Records drawn from a dataset
================

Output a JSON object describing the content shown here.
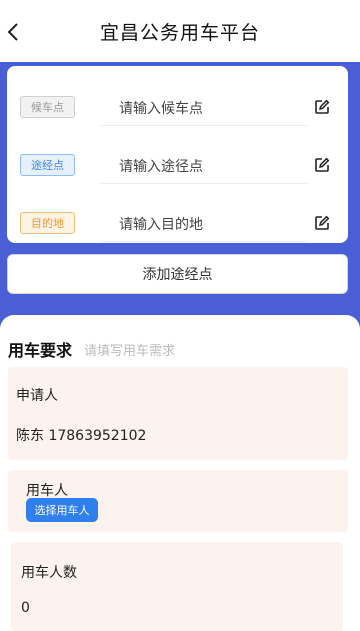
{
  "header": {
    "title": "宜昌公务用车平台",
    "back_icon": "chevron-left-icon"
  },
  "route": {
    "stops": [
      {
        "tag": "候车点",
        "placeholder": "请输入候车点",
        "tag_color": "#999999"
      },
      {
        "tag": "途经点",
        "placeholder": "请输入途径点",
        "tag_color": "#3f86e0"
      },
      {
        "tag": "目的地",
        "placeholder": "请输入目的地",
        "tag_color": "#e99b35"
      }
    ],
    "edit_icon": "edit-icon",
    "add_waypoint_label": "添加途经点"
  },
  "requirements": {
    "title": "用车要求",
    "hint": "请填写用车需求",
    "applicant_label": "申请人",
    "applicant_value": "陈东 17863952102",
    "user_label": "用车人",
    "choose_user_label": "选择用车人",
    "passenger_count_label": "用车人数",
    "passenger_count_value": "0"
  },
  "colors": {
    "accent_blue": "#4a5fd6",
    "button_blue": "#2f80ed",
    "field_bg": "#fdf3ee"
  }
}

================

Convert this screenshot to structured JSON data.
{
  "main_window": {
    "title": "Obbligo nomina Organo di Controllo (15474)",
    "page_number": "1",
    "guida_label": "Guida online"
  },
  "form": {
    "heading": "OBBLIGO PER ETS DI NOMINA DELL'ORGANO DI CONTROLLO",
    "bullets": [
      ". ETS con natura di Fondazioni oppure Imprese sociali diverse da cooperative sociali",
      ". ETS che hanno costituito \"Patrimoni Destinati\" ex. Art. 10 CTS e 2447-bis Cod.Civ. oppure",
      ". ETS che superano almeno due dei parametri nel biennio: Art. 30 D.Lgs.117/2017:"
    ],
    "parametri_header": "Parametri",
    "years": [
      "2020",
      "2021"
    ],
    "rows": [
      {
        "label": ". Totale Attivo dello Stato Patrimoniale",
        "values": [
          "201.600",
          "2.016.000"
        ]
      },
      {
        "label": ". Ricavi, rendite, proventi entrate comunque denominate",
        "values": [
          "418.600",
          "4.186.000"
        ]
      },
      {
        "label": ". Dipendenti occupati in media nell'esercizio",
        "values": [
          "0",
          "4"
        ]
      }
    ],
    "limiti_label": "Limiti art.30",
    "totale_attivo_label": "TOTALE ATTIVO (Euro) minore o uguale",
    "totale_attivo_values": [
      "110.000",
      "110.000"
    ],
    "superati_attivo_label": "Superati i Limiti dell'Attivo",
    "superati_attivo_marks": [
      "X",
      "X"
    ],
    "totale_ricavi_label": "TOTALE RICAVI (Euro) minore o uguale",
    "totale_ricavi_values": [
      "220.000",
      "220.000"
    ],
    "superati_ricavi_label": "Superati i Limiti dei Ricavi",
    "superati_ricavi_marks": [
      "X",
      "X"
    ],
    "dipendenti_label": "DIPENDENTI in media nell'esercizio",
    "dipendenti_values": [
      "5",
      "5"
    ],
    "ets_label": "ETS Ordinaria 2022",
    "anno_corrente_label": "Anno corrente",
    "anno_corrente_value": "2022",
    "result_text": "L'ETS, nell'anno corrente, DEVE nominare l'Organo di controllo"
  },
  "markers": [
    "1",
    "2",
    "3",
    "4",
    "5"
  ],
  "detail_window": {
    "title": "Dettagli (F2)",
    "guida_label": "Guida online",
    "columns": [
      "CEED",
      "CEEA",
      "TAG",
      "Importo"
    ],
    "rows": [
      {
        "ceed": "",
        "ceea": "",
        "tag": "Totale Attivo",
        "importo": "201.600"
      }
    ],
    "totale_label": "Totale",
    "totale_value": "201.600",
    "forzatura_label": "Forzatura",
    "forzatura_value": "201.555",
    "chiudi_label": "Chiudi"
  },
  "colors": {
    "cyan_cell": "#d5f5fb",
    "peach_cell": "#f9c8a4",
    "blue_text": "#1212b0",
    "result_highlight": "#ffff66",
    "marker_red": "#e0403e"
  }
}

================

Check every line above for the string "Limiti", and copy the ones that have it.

(Answer for the task)
    "limiti_label": "Limiti art.30",
    "superati_attivo_label": "Superati i Limiti dell'Attivo",
    "superati_ricavi_label": "Superati i Limiti dei Ricavi",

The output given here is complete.